People in Sligo and surrounding counties have been urged by a parish priest to inform themselves about the controversial gas extraction method known as “fracking” and not to lose their beautiful landscape “without a fight”. That's according to a report by Marese McDonagh
in the Irish Times
Fr AB O’Shea, parish priest of the rural parishes of Riverstown, Sooey and Gleann in Co Sligo, said he was concerned about the silence of national politicians on the issue, given the threat to the environment, landscape and human and animal health. Stressing that people needed information on this issue, he asked “why haven’t we heard anything from the Environmental Protection Agency on this”.
Meetings have been held in the northwest amid fears about the impact of hydraulic fracturing to extract shale gas.
Two companies, Tamboran Resources and Lough Allen Natural Gas Company (Langco), have been granted options licences which permit them to carry out preliminary testing in the region.
Jobs and money were “being dangled like a carrot” by the exploration companies, according to Fr O’Shea. “We had lots of jobs during the Celtic Tiger, building jobs which were not sustainable,” said the priest.

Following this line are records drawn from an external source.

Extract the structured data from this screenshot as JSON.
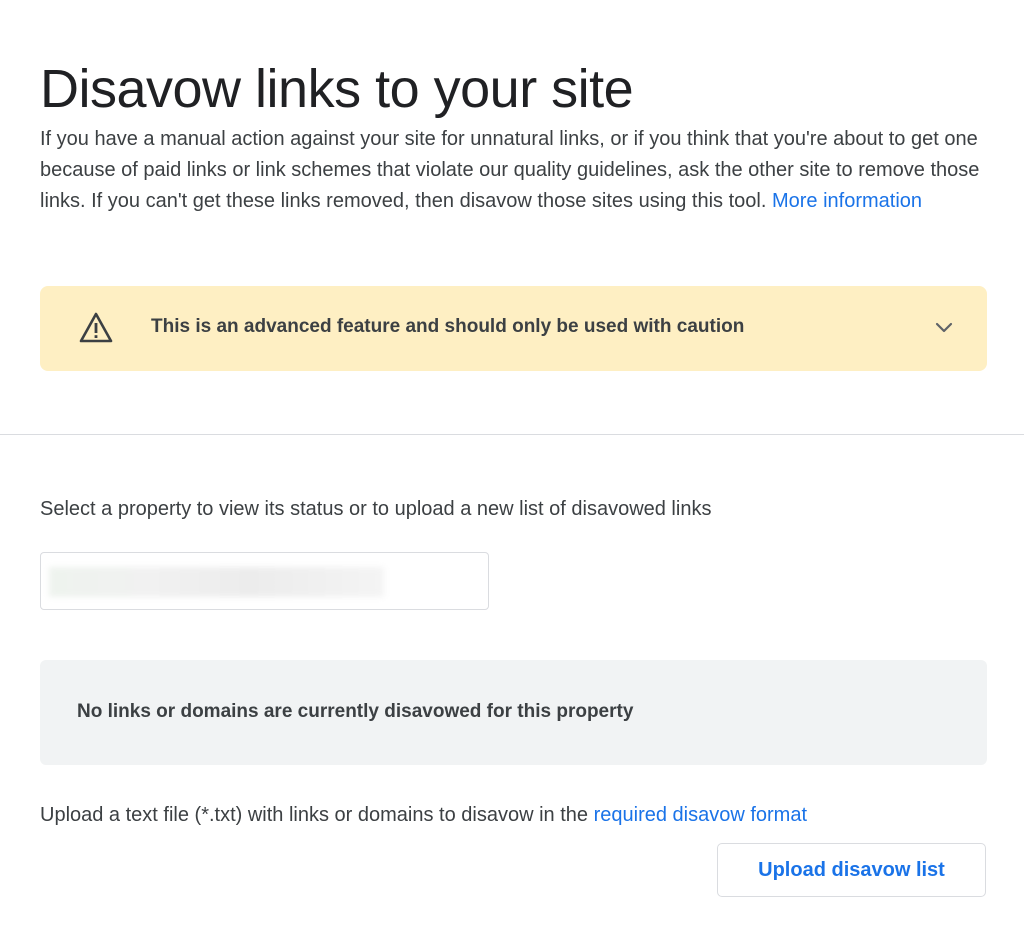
{
  "page": {
    "title": "Disavow links to your site"
  },
  "intro": {
    "text": "If you have a manual action against your site for unnatural links, or if you think that you're about to get one because of paid links or link schemes that violate our quality guidelines, ask the other site to remove those links. If you can't get these links removed, then disavow those sites using this tool.",
    "more_link": "More information"
  },
  "warning": {
    "icon": "warning-triangle-icon",
    "text": "This is an advanced feature and should only be used with caution",
    "expand_icon": "chevron-down-icon",
    "background": "#feefc3"
  },
  "property": {
    "label": "Select a property to view its status or to upload a new list of disavowed links",
    "selected_value_redacted": true
  },
  "status": {
    "text": "No links or domains are currently disavowed for this property"
  },
  "upload": {
    "text": "Upload a text file (*.txt) with links or domains to disavow in the",
    "format_link": "required disavow format",
    "button_label": "Upload disavow list"
  },
  "colors": {
    "link": "#1a73e8",
    "text": "#3c4043",
    "title": "#202124",
    "divider": "#dadce0",
    "status_bg": "#f1f3f4"
  }
}
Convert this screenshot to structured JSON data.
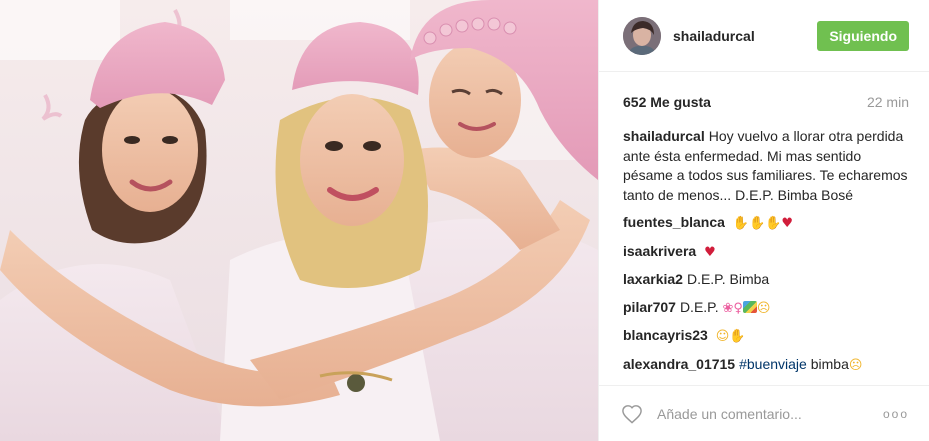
{
  "post": {
    "author": "shailadurcal",
    "follow_label": "Siguiendo",
    "likes": "652 Me gusta",
    "time": "22 min",
    "caption_user": "shailadurcal",
    "caption_text": "Hoy vuelvo a llorar otra perdida ante ésta enfermedad. Mi mas sentido pésame a todos sus familiares. Te echaremos tanto de menos... D.E.P. Bimba Bosé"
  },
  "comments": [
    {
      "user": "fuentes_blanca",
      "text": ""
    },
    {
      "user": "isaakrivera",
      "text": ""
    },
    {
      "user": "laxarkia2",
      "text": "D.E.P. Bimba"
    },
    {
      "user": "pilar707",
      "text": "D.E.P."
    },
    {
      "user": "blancayris23",
      "text": ""
    },
    {
      "user": "alexandra_01715",
      "hashtag": "#buenviaje",
      "text": "bimba"
    }
  ],
  "add_comment": {
    "placeholder": "Añade un comentario..."
  },
  "icons": {
    "like": "heart-outline-icon",
    "options": "more-options-icon"
  },
  "colors": {
    "follow_button": "#70c050",
    "hashtag": "#003569",
    "muted": "#999999"
  }
}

He said there was much potential in the northwest for tourism which had not been fully exploited. And he believed jobs in that industry were sustainable.
The priest said he was sceptical about claims by Tamboran Resources that it would not use chemicals in the Lough Allen basin, especially when chief executive Richard Moorman had conceded that this had not been done before. “I am very sceptical about this. If they have to use chemicals in North America, what is so different about this region? If chemicals are not needed here why would they be needed in North America.”
He said he’d seen “this kind of thing before when the ESB wanted to build a line of pylons across Sligo and Roscommon”.
Company people who were skilled communicators came down, he said, and “they had this attitude that they were dealing with country bumpkins, people who did not understand about the economy and the ESB and power”.
He believed ordinary people were “crying out for leadership” on this. He said ordinary people needed to get “stuck in” before a decision was made on whether to grant exploration licences.